Mala beads go back thousands of years and are found in many different cultures. They were created as a tool to help keep the mind focused, and keep count of mantras during meditation or prayer. While this is their main purpose, there is no rule that says you have to recite mantras with them. Malas can be used by anyone, at any time, and simply breathing with them is beneficial. Many people wear them as a piece of meaningful jewelry to remind them to breathe and relax throughout the day, or place them on their yoga mat during practice to help remind of their goals and intentions.
There are many different styles of malas out there. They are made of different materials such as wood, gemstones, or rudruksha seeds, knotted, unknotted, tassel, no tassel. One style is not better than another, and in my opinion, they are all beautiful. It really just depends on personal choice and how you plan on using it.

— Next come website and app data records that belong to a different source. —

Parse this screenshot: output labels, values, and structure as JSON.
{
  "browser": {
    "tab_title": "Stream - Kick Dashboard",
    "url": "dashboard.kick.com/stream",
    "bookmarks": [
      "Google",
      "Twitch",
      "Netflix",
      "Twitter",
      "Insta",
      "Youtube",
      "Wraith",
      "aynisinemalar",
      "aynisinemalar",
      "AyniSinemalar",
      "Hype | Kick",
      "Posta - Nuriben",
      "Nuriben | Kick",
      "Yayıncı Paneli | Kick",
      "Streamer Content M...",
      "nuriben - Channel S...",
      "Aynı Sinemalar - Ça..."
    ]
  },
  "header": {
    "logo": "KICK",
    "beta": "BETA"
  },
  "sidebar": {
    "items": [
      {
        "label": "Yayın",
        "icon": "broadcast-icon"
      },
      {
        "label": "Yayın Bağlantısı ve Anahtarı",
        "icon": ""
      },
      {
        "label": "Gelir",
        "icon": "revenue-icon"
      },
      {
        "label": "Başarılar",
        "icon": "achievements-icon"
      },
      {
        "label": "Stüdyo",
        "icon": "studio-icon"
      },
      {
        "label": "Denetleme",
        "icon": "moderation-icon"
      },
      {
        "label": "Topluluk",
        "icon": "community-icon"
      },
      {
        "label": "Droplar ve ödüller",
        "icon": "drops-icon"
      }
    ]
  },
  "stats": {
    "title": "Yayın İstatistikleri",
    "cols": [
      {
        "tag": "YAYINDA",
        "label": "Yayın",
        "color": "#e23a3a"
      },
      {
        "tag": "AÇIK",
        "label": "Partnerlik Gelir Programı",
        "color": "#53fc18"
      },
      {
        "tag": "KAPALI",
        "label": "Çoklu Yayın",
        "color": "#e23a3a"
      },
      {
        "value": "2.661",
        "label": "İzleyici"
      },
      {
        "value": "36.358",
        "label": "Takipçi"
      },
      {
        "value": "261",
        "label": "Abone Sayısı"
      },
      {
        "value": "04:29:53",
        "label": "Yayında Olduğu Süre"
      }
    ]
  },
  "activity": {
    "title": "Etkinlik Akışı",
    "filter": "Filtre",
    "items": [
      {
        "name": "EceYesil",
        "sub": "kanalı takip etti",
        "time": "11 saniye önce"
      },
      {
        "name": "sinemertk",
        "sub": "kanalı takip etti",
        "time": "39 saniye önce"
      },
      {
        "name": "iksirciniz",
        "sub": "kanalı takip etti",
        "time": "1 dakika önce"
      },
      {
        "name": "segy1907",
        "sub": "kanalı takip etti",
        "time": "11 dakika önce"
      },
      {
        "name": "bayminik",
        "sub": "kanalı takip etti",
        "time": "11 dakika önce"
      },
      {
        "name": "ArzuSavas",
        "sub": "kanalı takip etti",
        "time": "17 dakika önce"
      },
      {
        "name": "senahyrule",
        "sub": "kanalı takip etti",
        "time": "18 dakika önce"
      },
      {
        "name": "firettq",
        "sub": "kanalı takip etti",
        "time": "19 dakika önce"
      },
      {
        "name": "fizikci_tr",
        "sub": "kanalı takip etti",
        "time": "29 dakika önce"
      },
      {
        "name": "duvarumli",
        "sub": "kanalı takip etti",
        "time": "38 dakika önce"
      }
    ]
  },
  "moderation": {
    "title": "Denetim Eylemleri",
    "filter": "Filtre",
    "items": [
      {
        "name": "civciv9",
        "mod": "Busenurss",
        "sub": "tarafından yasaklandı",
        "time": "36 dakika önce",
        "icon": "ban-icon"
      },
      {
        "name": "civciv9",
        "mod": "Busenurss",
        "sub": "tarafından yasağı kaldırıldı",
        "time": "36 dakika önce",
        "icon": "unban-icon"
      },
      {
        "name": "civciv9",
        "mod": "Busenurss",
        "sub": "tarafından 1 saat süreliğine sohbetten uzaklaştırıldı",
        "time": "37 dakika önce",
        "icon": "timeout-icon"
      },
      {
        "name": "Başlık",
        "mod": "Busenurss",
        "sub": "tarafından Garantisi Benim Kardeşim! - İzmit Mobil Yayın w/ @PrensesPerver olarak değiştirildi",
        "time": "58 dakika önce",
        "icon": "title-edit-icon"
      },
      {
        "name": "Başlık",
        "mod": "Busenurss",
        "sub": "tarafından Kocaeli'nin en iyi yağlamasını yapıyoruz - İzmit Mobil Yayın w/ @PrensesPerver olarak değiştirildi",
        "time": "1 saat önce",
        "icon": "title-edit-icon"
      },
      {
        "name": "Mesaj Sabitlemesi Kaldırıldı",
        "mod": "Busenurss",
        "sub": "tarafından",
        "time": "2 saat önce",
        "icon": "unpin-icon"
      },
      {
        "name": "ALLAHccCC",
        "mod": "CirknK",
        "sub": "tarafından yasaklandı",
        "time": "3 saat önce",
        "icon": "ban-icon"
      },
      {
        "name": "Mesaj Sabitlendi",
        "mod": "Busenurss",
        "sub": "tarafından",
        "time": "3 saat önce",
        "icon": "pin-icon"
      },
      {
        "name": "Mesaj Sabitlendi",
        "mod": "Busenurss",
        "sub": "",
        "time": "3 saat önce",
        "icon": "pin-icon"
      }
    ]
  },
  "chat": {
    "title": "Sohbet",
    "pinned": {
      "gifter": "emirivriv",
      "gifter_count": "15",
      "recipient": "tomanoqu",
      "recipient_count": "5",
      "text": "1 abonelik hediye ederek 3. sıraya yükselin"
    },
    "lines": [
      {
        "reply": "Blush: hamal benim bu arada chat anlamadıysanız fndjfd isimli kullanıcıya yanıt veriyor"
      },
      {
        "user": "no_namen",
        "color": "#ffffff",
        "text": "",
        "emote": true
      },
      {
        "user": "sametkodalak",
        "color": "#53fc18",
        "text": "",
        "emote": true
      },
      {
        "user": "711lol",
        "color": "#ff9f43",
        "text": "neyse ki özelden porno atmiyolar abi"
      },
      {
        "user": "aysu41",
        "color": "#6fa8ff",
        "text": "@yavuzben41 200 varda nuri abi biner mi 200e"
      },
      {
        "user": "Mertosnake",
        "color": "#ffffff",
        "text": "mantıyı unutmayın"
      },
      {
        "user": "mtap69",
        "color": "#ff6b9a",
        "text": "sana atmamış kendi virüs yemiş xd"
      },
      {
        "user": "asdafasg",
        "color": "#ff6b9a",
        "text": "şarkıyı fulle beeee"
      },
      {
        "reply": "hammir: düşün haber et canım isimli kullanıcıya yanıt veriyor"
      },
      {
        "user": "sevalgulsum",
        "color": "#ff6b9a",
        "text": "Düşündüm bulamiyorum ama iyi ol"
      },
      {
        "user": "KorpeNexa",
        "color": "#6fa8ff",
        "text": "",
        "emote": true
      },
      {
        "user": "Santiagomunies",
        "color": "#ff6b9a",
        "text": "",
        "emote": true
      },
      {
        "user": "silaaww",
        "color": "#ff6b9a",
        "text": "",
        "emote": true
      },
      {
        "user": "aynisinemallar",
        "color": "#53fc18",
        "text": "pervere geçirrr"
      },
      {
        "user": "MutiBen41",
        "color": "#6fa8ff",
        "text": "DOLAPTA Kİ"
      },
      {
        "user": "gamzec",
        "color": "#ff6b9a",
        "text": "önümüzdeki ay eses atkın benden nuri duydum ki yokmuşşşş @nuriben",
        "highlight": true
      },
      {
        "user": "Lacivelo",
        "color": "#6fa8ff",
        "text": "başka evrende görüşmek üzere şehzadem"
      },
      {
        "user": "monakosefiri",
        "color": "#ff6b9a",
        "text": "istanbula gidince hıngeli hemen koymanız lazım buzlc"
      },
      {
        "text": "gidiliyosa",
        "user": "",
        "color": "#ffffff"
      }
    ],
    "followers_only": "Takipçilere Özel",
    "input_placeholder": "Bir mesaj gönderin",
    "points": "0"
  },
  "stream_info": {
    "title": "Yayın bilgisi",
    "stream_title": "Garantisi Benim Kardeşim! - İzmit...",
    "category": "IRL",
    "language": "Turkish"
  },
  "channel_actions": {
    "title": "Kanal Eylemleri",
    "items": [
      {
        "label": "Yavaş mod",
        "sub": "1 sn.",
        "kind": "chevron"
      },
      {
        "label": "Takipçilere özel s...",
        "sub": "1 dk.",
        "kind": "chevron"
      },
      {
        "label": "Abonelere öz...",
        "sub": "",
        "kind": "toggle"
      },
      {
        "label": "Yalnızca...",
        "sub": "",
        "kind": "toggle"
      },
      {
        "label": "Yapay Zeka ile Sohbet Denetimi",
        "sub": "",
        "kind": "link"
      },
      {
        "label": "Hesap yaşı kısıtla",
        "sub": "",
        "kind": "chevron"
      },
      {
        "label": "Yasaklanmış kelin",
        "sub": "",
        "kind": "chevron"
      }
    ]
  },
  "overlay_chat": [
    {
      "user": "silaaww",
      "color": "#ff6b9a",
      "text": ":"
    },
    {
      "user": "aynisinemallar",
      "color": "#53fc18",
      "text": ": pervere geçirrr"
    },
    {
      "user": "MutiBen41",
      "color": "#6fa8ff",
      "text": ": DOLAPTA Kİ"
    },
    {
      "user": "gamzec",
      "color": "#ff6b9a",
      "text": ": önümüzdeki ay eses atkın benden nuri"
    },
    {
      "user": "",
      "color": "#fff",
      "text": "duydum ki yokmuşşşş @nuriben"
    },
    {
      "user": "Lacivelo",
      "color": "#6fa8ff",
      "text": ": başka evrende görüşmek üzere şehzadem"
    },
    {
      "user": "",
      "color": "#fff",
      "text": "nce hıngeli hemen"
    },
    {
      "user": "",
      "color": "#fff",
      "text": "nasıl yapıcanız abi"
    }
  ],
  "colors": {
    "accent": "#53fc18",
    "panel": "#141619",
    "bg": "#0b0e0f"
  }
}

The thing that most malas have in common are the number of beads. A full length mala contains 108 main beads. The number 108 is considered to be a sacred number of the universe for a number of reasons, and it is also said that there are 108 different styles of meditation. Smaller malas contain a division of 108, such as 54, or 27 and you can also find malas as bracelets.
For those who choose to use their mala for reciting mantras, I place small spacer beads at every 27th bead. This gives you the option for completing shorter meditations. Spacer beads do not count towards the 108, but are simply placed along the mala so you will feel the difference with your fingers and know its time to end your meditation.
Overhand knots are place between each bead to provide even spacing in order to help you recognize the individual beads, and slide them between your fingers more easily. This also prevents beads from cascading across the floor if your mala should ever break.
The large bead at the bottom of the mala is the "guru" bead. It signifies the end of one round in the meditation cycle. When you reach the guru bead, it is considered disrespectful to cross over it, so you reverse direction, and go back the other way. The guru bead is said to store the energy of your intentions and send them off to the universe.
Finally, the tassel at the end of the mala represents the sacred lotus flower. When a lotus is growing, it starts in mud. It goes through many stages of growth before emerging from murky waters as a beautiful flower. It is said that we go through the same type of growth as a lotus and must emerge from the "mud" in order to bloom.
How you decide to use your mala is a personal choice, but since it serves as a symbol of what you most hope to attain through your meditation, yoga practice, or life in general, they should always be treated with care and respect.